The lesson here is that in order to grow trees that will sell. Trees that people want to pay for. Trees that don’t spread disease or invasive weeds; You have to put the work in. The learning, the tending, the labor and finally the reward. I don’t expect to turn a profit for a few more years. Even then, my current business plan doesn’t equal millions of dollars annually. My vision is simple, I want to retire in 10 years and supplement my income with my trees. I want to stay active as I age and continue to be excited about learning. For me personally, I love to grow things. A tree nursery fits my budget, financial goals, health goals, and personal well-being.

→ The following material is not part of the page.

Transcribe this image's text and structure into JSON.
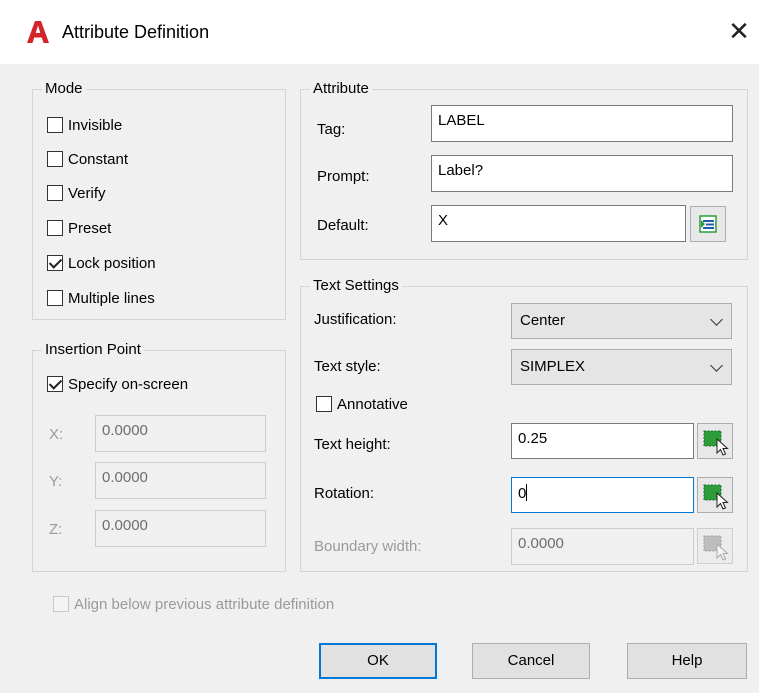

The Manager from the physical therapy office where I recovered from my broken leg, shared the story of he and his brothers growing up on a tree nursery and farm. His Dad raised pines, spruce, and fir that were primarily sold as transplants for Christmas tree farms. They did some landscape sales and cut tree sales. I asked lots of questions about nursery licensing, tree excavation, and profitability. The nursery lasted 10 or 15 years in his family, he wasn’t aware of any licensing, and he and his brothers were the excavators. No, his family never made a profit from the endeavor that supported the family. His Dad retired from his lifelong career outside of trees. What happened to the tree business? He couldn’t recall it just went away. While we talked I could see the memories and the value that nursery business had for him.
The lesson here is to share the joy with your family and friends. Whether you are starting a Hobby Tree Farm or Nursery or a Tree Nursery for profit, even if you don’t stick with it, it’s an opportunity to build family memories. If you truly have a passion, others will get excited for you. Kids and grandkids will look back on this experience for the rest of their lives. I know I remember planting 500 trees with my Dad in 1980. I hated it at the time but I loved watching those trees grow.
Let Your Story Begin
I don’t wake up every morning excited to go weed my tree beds or lay fabric or pot trees. It’s often like going to the gym; getting there is half the battle. For me my trees are my gym membership and my therapy; both mental and physical.
I do get excited about my vision. I look forward to the outcomes and the learning. There’s no fast track with trees. It’s like watching a child grow, you don’t notice the growth, until one day you do. There are more days that I feel overwhelmed then there are days that I’m eager to get out there but it balances out. Nothing worth doing is easy and there are so many days I take pride in our accomplishments and find awe in the beauty of our trees. I struggle to remember what I did before we started our tree nursery.
Do you know someone who has started a Tree Nursery? Have you successfully started a small nursery? I’d love to hear your stories, both good and not so good. Every challenge is an opportunity.